:: What needs to be done ::
Search the data below for the string "label". Extract every line that contains it.

(Dataset records)
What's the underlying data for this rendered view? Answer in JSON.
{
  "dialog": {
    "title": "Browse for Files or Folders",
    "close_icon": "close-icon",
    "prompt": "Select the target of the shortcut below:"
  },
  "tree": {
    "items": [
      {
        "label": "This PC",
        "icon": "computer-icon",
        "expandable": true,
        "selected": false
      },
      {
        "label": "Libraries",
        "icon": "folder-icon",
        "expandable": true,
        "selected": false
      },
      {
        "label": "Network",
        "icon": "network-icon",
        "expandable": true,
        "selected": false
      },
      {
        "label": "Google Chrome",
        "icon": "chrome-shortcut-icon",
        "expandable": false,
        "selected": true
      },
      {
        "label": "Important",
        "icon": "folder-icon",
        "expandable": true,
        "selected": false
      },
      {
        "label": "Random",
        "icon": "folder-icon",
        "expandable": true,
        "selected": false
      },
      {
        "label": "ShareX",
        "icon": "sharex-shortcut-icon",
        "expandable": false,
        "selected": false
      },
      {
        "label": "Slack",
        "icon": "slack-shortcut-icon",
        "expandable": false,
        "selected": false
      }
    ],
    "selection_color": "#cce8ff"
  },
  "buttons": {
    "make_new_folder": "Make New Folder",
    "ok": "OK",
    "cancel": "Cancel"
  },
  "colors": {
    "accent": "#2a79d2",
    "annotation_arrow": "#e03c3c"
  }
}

:: Output ::
        "label": "This PC",
        "label": "Libraries",
        "label": "Network",
        "label": "Google Chrome",
        "label": "Important",
        "label": "Random",
        "label": "ShareX",
        "label": "Slack",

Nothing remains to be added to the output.